How to Avoid Foreclosure on Your Home

Facing a foreclosure on your home is a scary reality for many Americans today — but it isn't unavoidable. Here are options for anyone facing foreclosure, and how to keep it from happening.

Copyright © 2007 NPR. For personal, noncommercial use only. See Terms of Use. For other uses, prior permission required.

ALEX CHADWICK, host:

Back with DAY TO DAY.

Real estate foreclosures come at a cost, and not just to the people who are losing their homes. Think about their neighbors whose property values go down. And local governments, they lose tax revenue. And the lenders, they're losing money too.

A congressional report figured the cost to be about $78,000 per foreclosure. The same report found it could cost as little as $3300 to prevent those foreclosures. Now that sounds like a bargain, doesn't it?

Joining us to talk about ways of avoiding those costs, the big ones, DAY TO DAY's own personal finance contributor, Michelle Singletary. Michelle, welcome back. And what is the worst thing a person could do, do you think, when facing foreclosure?

MICHELLE SINGLETARY: The worst thing you can do is do nothing. And the fact of the matter is many homeowners do just that. In one survey, the majority of homeowners who were contacted by either their lender or their loan servicer did not return those calls or letters to figure out what they could do. And there was something they could do had they contacted the lender. Many homeowners have options to prevent a foreclosure.

CHADWICK: So what are some of the options? What could people do? Where could they go for advice?

SINGLETARY: Well, you know, it's interesting right now because foreclosures are up. There are lots of community organizations and non-profits and the mortgage lenders themselves have gotten together to create sort of, you know, these hot lines to help these homeowners. One of the hotlines is run by the Homeownership Preservation Foundation. It's a 24-hour hotline that you can call, and there are counselors on the line, trained counselors, to help you walk through all your various options.

And one of the options is a repayment plan. You could set up a system in which you pay back the arrears. Now it's added on to your mortgage going forward, but it is a way to get out from under and having to be foreclosed on. One thing is forbearance, in which the lender can temporarily allow you to pay less than the full amount of your mortgage or pay even nothing if they know that somewhere down the road your income is going to back to where it was before.

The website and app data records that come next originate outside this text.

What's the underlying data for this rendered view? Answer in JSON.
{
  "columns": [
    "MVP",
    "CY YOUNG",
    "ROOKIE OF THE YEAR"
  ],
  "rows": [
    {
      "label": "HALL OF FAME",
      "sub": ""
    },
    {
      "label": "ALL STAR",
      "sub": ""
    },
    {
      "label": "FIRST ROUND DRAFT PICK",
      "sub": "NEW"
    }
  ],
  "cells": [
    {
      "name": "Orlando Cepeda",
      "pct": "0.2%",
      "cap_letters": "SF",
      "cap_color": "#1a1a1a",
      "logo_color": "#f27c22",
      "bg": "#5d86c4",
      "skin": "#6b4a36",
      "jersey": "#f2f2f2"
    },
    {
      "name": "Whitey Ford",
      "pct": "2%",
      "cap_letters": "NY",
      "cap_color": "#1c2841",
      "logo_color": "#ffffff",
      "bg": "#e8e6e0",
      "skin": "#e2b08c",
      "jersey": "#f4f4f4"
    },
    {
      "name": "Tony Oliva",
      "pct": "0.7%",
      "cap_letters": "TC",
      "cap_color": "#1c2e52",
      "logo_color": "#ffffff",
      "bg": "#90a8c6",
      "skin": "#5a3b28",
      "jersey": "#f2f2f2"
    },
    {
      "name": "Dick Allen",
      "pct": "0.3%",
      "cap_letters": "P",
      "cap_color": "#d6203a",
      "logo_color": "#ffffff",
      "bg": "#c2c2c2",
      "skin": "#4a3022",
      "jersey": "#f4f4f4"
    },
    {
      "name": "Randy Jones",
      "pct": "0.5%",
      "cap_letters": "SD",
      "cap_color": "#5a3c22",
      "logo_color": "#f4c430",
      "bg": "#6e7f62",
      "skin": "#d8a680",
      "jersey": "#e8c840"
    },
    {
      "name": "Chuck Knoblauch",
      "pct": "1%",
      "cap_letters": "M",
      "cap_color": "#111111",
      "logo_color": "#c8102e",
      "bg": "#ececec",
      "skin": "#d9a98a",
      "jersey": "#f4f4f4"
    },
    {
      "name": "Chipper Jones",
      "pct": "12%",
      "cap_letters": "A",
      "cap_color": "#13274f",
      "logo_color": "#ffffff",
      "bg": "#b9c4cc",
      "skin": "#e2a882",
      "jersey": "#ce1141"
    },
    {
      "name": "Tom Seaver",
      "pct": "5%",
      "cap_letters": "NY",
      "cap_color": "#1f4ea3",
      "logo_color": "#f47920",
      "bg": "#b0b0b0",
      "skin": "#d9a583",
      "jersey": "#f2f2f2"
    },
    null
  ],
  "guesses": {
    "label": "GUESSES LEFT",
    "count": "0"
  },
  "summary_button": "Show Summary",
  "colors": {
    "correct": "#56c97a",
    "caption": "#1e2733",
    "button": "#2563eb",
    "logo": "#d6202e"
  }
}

You can have a loan modification where they say, listen, we know this interest rate is too much for you. Let's go back in and renegotiate some of the terms of the loan. Now this isn't available for everyone, but there are definitely options that you pursue that you will not know about unless you call.

CHADWICK: I want to go back to these numbers that we cited earlier in this congressional report. The cost to the community and the lender and the neighbors of the foreclosure, $78,000, and the cost of forestalling one just $3300. I mean, it really does sound like it's honestly in everybody's best interest to find some way to make this not happen.

SINGLETARY: Absolutely. You know, the lender does not want to take your home. They want you to stay in it. In fact, there is an ad campaign by NeighborhoodWorks America and the Ad Council. And the slogan is, nothing is worse than doing nothing. Many times you have some options, just pick up that phones and call to see what those options are.

CHADWICK: DAY TO DAY's personal finance contributor Michelle Singletary. Michelle, thank you again.

SINGLETARY: You're welcome.

Copyright © 2007 NPR. All rights reserved. No quotes from the materials contained herein may be used in any media without attribution to NPR. This transcript is provided for personal, noncommercial use only, pursuant to our Terms of Use. Any other use requires NPR's prior permission. Visit our permissions page for further information.

NPR transcripts are created on a rush deadline by a contractor for NPR, and accuracy and availability may vary. This text may not be in its final form and may be updated or revised in the future. Please be aware that the authoritative record of NPR's programming is the audio.

Correction July 31, 2007

An organization mentioned in the audio version of this piece was misidentified. Its name is NeighborWorks America.

Comments

 

Please keep your community civil. All comments must follow the NPR.org Community rules and terms of use, and will be moderated prior to posting. NPR reserves the right to use the comments we receive, in whole or in part, and to use the commenter's name and location, in any medium. See also the Terms of Use, Privacy Policy and Community FAQ.

Support comes from: